From the entries below, extract every line that includes the word "JSON".

Input data:
####################

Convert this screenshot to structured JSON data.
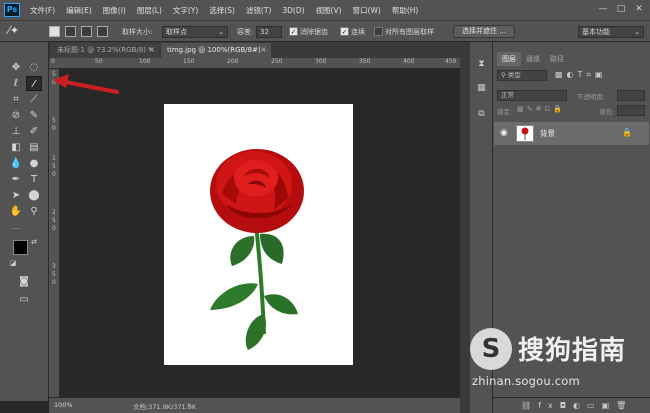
{
  "app": {
    "logo": "Ps",
    "menus": [
      "文件(F)",
      "编辑(E)",
      "图像(I)",
      "图层(L)",
      "文字(Y)",
      "选择(S)",
      "滤镜(T)",
      "3D(D)",
      "视图(V)",
      "窗口(W)",
      "帮助(H)"
    ],
    "window_controls": {
      "minimize": "—",
      "maximize": "□",
      "close": "✕"
    }
  },
  "options_bar": {
    "tool_icon": "magic-wand-icon",
    "sample_size_label": "取样大小:",
    "sample_size_value": "取样点",
    "tolerance_label": "容差:",
    "tolerance_value": "32",
    "antialias_label": "消除锯齿",
    "antialias_checked": true,
    "contiguous_label": "连续",
    "contiguous_checked": true,
    "sample_all_label": "对所有图层取样",
    "sample_all_checked": false,
    "select_mask_button": "选择并遮住 ...",
    "workspace": "基本功能"
  },
  "documents": {
    "tabs": [
      {
        "title": "未标题-1 @ 73.2%(RGB/8) *",
        "active": false
      },
      {
        "title": "timg.jpg @ 100%(RGB/8#)",
        "active": true
      }
    ]
  },
  "ruler": {
    "h_ticks": [
      "0",
      "50",
      "100",
      "150",
      "200",
      "250",
      "300",
      "350",
      "400",
      "450"
    ],
    "v_ticks": [
      "5",
      "0",
      "5",
      "0",
      "1",
      "5",
      "0",
      "2",
      "5",
      "0",
      "3",
      "5",
      "0"
    ]
  },
  "status": {
    "zoom": "100%",
    "doc_info": "文档:371.9K/371.9K",
    "arrow": "›"
  },
  "color_swatches": {
    "foreground": "#000000",
    "background": "#ffffff"
  },
  "layers_panel": {
    "tabs": [
      "图层",
      "通道",
      "路径"
    ],
    "kind_filter": "类型",
    "blend_mode": "正常",
    "opacity_label": "不透明度:",
    "lock_label": "锁定:",
    "fill_label": "填充:",
    "layers": [
      {
        "name": "背景",
        "visible": true,
        "locked": true
      }
    ]
  },
  "watermark": {
    "title": "搜狗指南",
    "url": "zhinan.sogou.com"
  },
  "colors": {
    "chrome": "#535353",
    "canvas_bg": "#282828",
    "accent_logo": "#31a8ff",
    "annotation_arrow": "#cc1f1f"
  }
}
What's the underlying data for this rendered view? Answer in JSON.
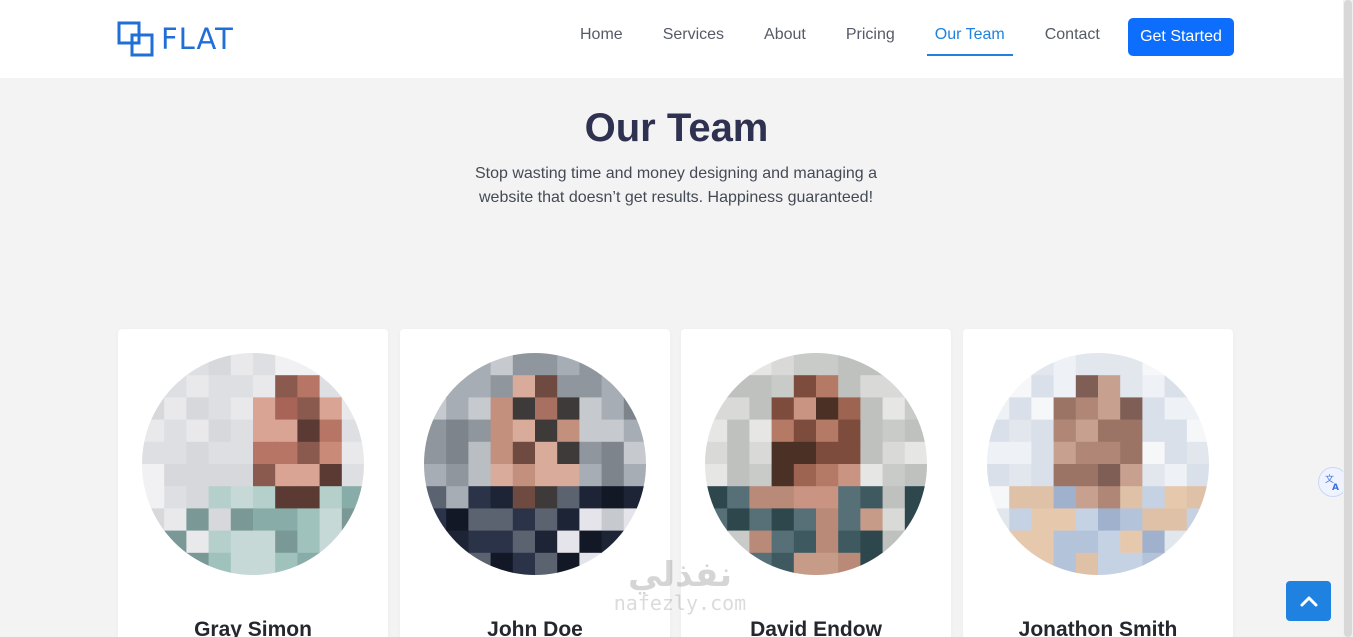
{
  "nav": {
    "logo_text": "FLAT",
    "items": [
      {
        "label": "Home"
      },
      {
        "label": "Services"
      },
      {
        "label": "About"
      },
      {
        "label": "Pricing"
      },
      {
        "label": "Our Team",
        "active": true
      },
      {
        "label": "Contact"
      }
    ],
    "cta_label": "Get Started",
    "accent_color": "#1f82e0",
    "cta_color": "#0d6efd"
  },
  "hero": {
    "title": "Our Team",
    "subtitle": "Stop wasting time and money designing and managing a website that doesn’t get results. Happiness guaranteed!"
  },
  "team": [
    {
      "name": "Gray Simon",
      "photo": "pixelated-portrait"
    },
    {
      "name": "John Doe",
      "photo": "pixelated-portrait"
    },
    {
      "name": "David Endow",
      "photo": "pixelated-portrait"
    },
    {
      "name": "Jonathon Smith",
      "photo": "pixelated-portrait"
    }
  ],
  "watermark": {
    "arabic": "نفذلي",
    "latin": "nafezly.com"
  },
  "icons": {
    "logo": "overlapping-squares-icon",
    "translate": "translate-icon",
    "back_to_top": "chevron-up-icon"
  }
}
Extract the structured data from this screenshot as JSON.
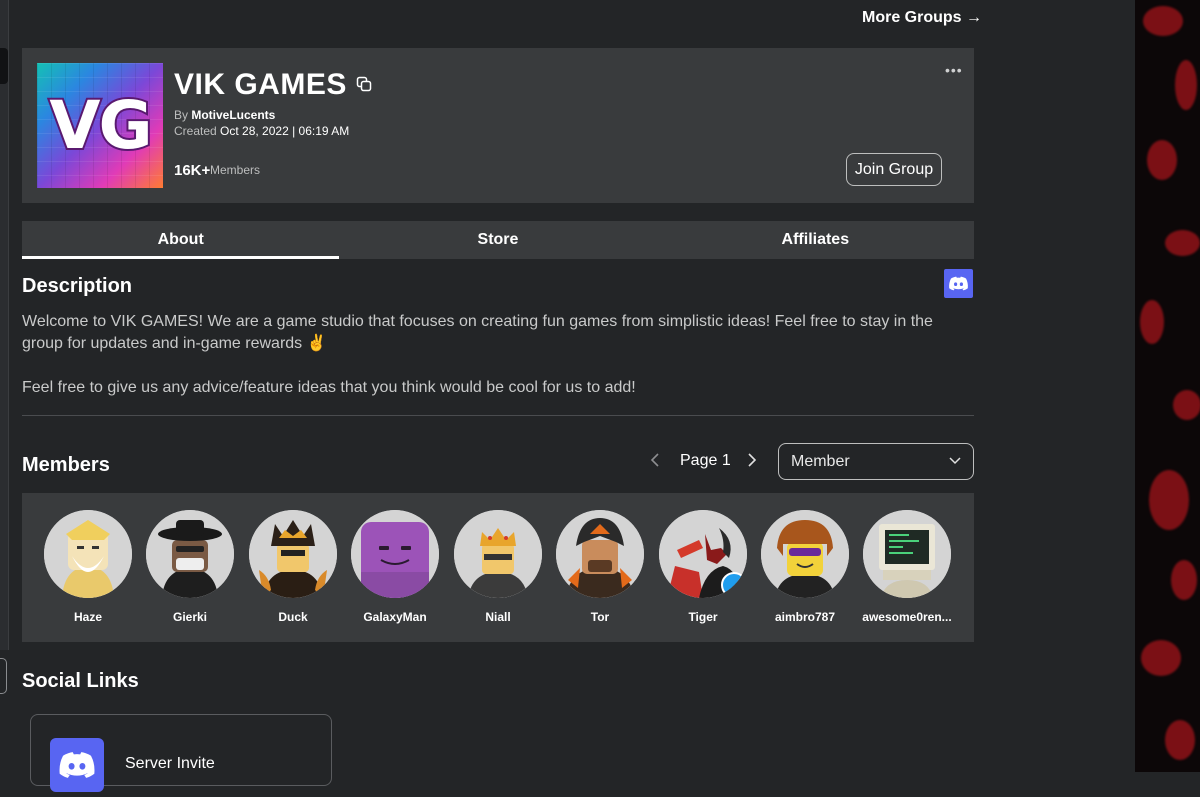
{
  "nav": {
    "more_groups": "More Groups →"
  },
  "group": {
    "logo_text": "VG",
    "name": "VIK GAMES",
    "by_label": "By ",
    "owner": "MotiveLucents",
    "created_label": "Created ",
    "created_date": "Oct 28, 2022 | 06:19 AM",
    "member_count": "16K+",
    "member_count_label": "Members",
    "more_options": "•••",
    "join_button": "Join Group"
  },
  "tabs": [
    {
      "label": "About",
      "active": true
    },
    {
      "label": "Store",
      "active": false
    },
    {
      "label": "Affiliates",
      "active": false
    }
  ],
  "description": {
    "title": "Description",
    "paragraph_1": "Welcome to VIK GAMES! We are a game studio that focuses on creating fun games from simplistic ideas! Feel free to stay in the group for updates and in-game rewards ✌️",
    "paragraph_2": "Feel free to give us any advice/feature ideas that you think would be cool for us to add!"
  },
  "members": {
    "title": "Members",
    "page_label": "Page 1",
    "role_filter": "Member",
    "list": [
      {
        "name": "Haze"
      },
      {
        "name": "Gierki"
      },
      {
        "name": "Duck"
      },
      {
        "name": "GalaxyMan"
      },
      {
        "name": "Niall"
      },
      {
        "name": "Tor"
      },
      {
        "name": "Tiger"
      },
      {
        "name": "aimbro787"
      },
      {
        "name": "awesome0ren..."
      }
    ]
  },
  "social": {
    "title": "Social Links",
    "links": [
      {
        "label": "Server Invite",
        "icon": "discord-icon"
      }
    ]
  },
  "colors": {
    "background": "#232527",
    "card": "#393b3d",
    "discord": "#5865f2"
  }
}
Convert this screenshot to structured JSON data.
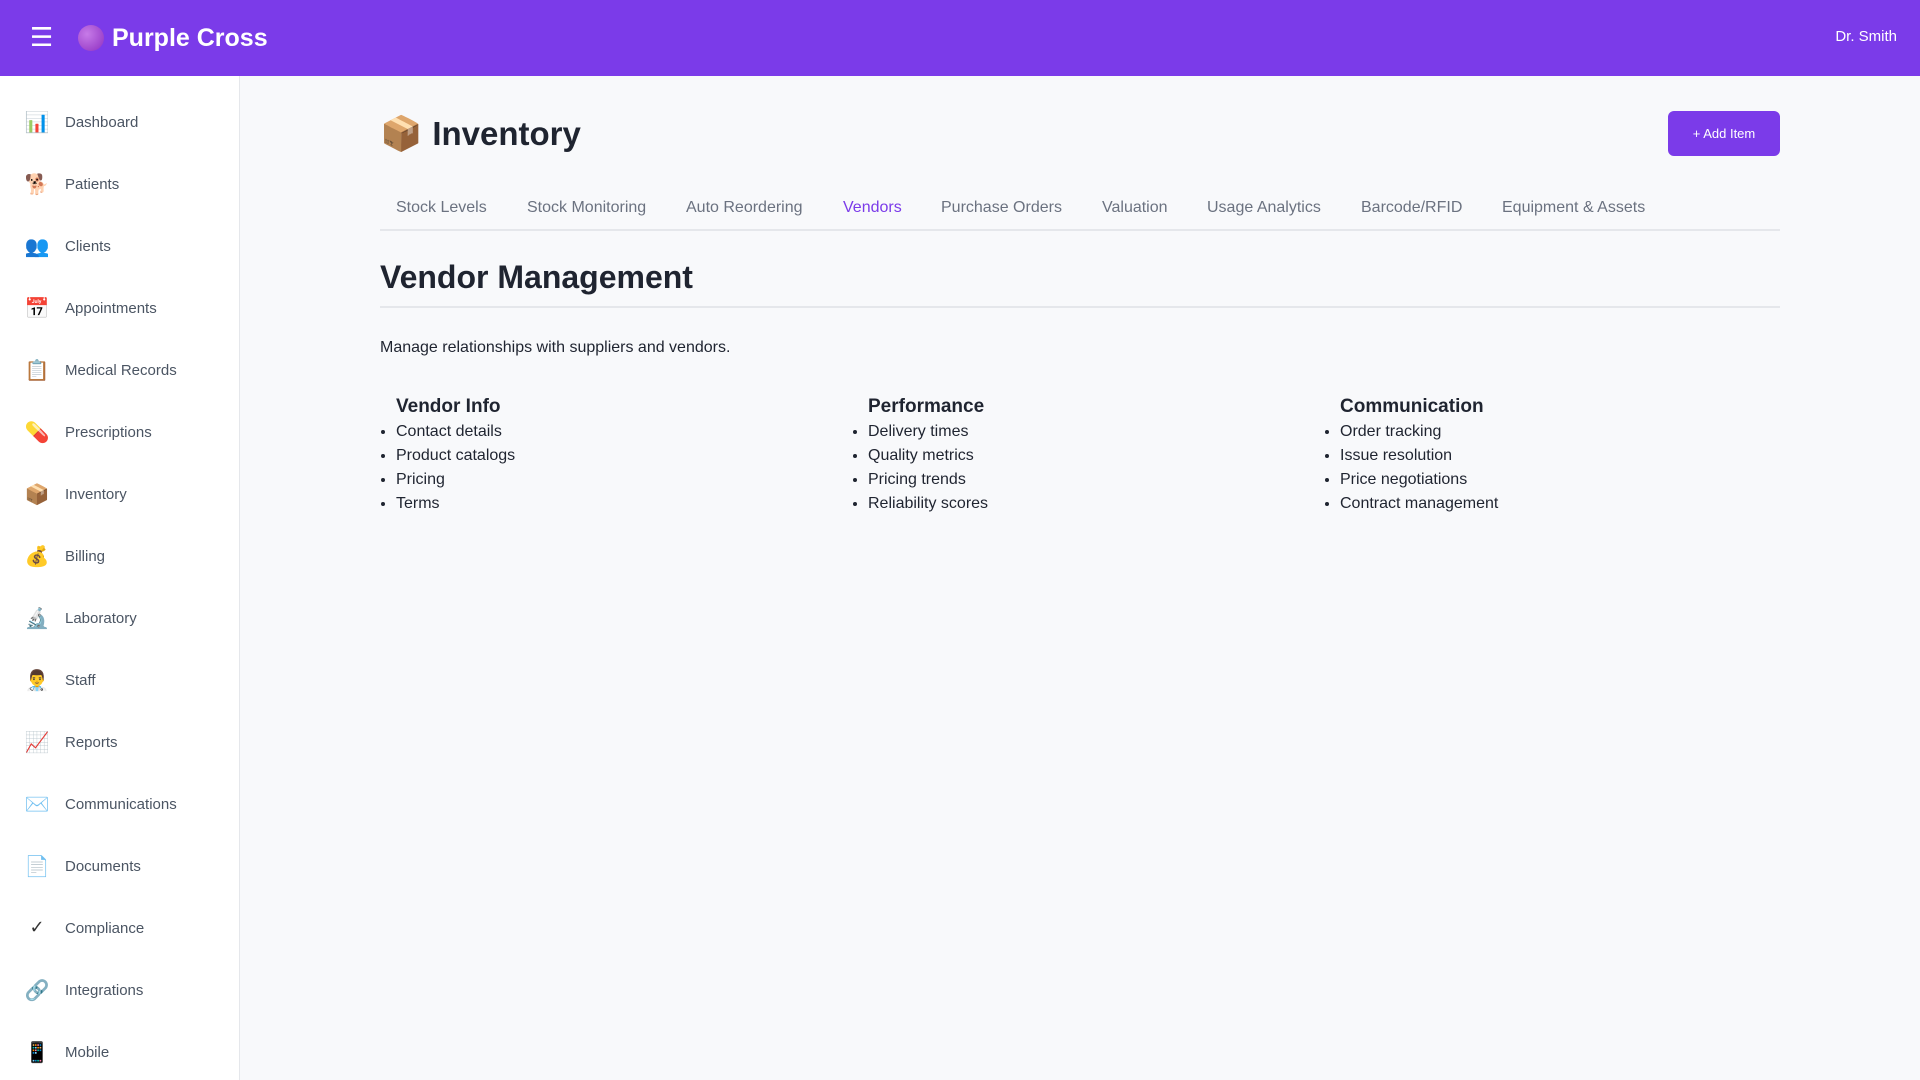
{
  "header": {
    "menu_icon": "hamburger-icon",
    "brand_icon": "purple-circle-icon",
    "brand_name": "Purple Cross",
    "user_name": "Dr. Smith",
    "brand_color": "#7b3be9"
  },
  "sidebar": {
    "items": [
      {
        "label": "Dashboard",
        "icon": "bar-chart-icon",
        "glyph": "📊"
      },
      {
        "label": "Patients",
        "icon": "dog-icon",
        "glyph": "🐕"
      },
      {
        "label": "Clients",
        "icon": "people-icon",
        "glyph": "👥"
      },
      {
        "label": "Appointments",
        "icon": "calendar-icon",
        "glyph": "📅"
      },
      {
        "label": "Medical Records",
        "icon": "clipboard-icon",
        "glyph": "📋"
      },
      {
        "label": "Prescriptions",
        "icon": "pill-icon",
        "glyph": "💊"
      },
      {
        "label": "Inventory",
        "icon": "package-icon",
        "glyph": "📦"
      },
      {
        "label": "Billing",
        "icon": "money-bag-icon",
        "glyph": "💰"
      },
      {
        "label": "Laboratory",
        "icon": "microscope-icon",
        "glyph": "🔬"
      },
      {
        "label": "Staff",
        "icon": "doctor-icon",
        "glyph": "👨‍⚕️"
      },
      {
        "label": "Reports",
        "icon": "trend-chart-icon",
        "glyph": "📈"
      },
      {
        "label": "Communications",
        "icon": "envelope-icon",
        "glyph": "✉️"
      },
      {
        "label": "Documents",
        "icon": "document-icon",
        "glyph": "📄"
      },
      {
        "label": "Compliance",
        "icon": "check-icon",
        "glyph": "✓"
      },
      {
        "label": "Integrations",
        "icon": "link-icon",
        "glyph": "🔗"
      },
      {
        "label": "Mobile",
        "icon": "mobile-phone-icon",
        "glyph": "📱"
      }
    ]
  },
  "page": {
    "icon": "package-icon",
    "icon_glyph": "📦",
    "title": "Inventory",
    "add_button": "+ Add Item"
  },
  "tabs": [
    {
      "label": "Stock Levels",
      "active": false
    },
    {
      "label": "Stock Monitoring",
      "active": false
    },
    {
      "label": "Auto Reordering",
      "active": false
    },
    {
      "label": "Vendors",
      "active": true
    },
    {
      "label": "Purchase Orders",
      "active": false
    },
    {
      "label": "Valuation",
      "active": false
    },
    {
      "label": "Usage Analytics",
      "active": false
    },
    {
      "label": "Barcode/RFID",
      "active": false
    },
    {
      "label": "Equipment & Assets",
      "active": false
    }
  ],
  "section": {
    "title": "Vendor Management",
    "description": "Manage relationships with suppliers and vendors.",
    "columns": [
      {
        "heading": "Vendor Info",
        "items": [
          "Contact details",
          "Product catalogs",
          "Pricing",
          "Terms"
        ]
      },
      {
        "heading": "Performance",
        "items": [
          "Delivery times",
          "Quality metrics",
          "Pricing trends",
          "Reliability scores"
        ]
      },
      {
        "heading": "Communication",
        "items": [
          "Order tracking",
          "Issue resolution",
          "Price negotiations",
          "Contract management"
        ]
      }
    ]
  }
}
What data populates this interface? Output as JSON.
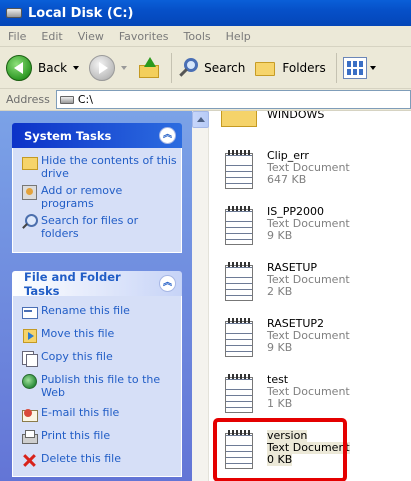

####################

Result below:
Convert this screenshot to structured JSON data.
What's the underlying data for this rendered view? Answer in JSON.
Extract the structured data from this screenshot as JSON.
Convert this screenshot to structured JSON data.
What data populates this interface? Output as JSON.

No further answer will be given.